Section 3 Fluorescence, Phospherence, and Liquid Crystals
The Application of LIF to Study the Dispersion of a Surface Film due to Wave Breaking using a Two-camera System
T Schlicke, A D Arnott, J M Buick, C A Greated, and N H Thomas
In this Chapter we report on the application of laser induced fluorescence (LIF) to study the dispersion of a surface layer due to wave breaking. The technical aspects of the experiment are described; in particular we consider the production of a ‘wide screen’ image using an extended light sheet of length up to 2 m, and a double camera system which was used to obtain the images. The technique employed to produce surface films with a thickness of the order of a few microns is also described. Details are given of the normalization of the LIF images due to intensity variations in the light sheet and the calibration method which was applied.
Surface films in the ocean can be formed in a number of ways ranging from the large-scale pollution which can be produced by, for example, an oil-spill; to small-scale, naturally occurring slicks (1, 2) due to biological processes. It is also possible that surface layers can be formed by marine rains containing high levels of dissolved free amino acids (1, 3), although it is unclear whether this constitutes a source or a sink for the surface film.
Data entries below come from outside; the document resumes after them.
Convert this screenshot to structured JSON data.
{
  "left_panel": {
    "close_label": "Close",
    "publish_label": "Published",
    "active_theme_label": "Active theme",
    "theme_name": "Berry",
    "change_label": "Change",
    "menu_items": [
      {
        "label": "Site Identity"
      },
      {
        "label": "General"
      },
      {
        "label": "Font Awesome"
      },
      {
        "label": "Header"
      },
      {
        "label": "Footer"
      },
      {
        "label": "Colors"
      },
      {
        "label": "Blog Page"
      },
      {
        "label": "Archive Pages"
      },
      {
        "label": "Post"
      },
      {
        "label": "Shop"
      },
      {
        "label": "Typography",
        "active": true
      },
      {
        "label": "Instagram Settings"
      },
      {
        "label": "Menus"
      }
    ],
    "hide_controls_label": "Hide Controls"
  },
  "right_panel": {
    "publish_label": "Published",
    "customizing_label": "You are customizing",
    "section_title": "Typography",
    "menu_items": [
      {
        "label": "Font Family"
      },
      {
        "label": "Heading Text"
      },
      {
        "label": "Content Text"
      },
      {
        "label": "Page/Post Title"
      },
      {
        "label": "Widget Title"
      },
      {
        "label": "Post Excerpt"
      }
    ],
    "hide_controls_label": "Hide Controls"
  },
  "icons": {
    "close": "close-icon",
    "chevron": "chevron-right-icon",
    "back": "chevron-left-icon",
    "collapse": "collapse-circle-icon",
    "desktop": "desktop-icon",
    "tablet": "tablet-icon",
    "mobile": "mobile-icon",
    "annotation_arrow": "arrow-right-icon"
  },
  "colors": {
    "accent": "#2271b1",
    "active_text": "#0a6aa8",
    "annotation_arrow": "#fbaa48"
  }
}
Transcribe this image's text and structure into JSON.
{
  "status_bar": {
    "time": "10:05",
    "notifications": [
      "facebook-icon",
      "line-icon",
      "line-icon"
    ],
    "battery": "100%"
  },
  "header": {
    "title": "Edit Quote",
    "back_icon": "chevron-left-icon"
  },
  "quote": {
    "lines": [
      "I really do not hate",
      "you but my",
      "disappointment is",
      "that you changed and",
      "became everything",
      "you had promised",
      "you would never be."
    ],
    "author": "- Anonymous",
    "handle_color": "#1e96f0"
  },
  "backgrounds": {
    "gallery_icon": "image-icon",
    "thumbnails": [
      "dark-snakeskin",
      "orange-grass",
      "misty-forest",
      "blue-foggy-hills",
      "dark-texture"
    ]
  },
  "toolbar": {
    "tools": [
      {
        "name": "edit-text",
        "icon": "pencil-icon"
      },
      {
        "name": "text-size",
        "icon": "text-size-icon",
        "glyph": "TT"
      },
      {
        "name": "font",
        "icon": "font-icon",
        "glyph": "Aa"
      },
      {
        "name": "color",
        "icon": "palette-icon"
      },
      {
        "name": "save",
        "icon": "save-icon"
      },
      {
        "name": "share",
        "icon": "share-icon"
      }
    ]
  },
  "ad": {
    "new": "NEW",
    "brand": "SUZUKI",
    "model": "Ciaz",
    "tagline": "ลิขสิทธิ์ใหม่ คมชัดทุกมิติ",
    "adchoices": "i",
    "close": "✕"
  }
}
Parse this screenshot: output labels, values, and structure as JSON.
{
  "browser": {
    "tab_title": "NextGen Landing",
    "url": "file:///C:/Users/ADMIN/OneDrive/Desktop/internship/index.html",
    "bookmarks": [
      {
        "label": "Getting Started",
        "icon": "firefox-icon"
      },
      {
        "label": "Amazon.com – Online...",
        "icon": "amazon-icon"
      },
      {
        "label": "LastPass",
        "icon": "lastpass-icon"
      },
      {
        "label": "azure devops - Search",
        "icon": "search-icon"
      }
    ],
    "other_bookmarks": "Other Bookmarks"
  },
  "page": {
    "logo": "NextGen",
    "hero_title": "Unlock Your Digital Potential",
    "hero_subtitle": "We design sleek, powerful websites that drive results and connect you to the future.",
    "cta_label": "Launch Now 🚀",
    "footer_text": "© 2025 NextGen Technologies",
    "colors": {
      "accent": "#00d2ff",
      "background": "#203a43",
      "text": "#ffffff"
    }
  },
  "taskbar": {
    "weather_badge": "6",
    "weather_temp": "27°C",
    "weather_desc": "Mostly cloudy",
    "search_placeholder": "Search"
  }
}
Naturally occurring slicks are a complex mixture of the organic materials found in the ocean, such as fatty acids, esters, carbohydrates, and hydrocarbons ...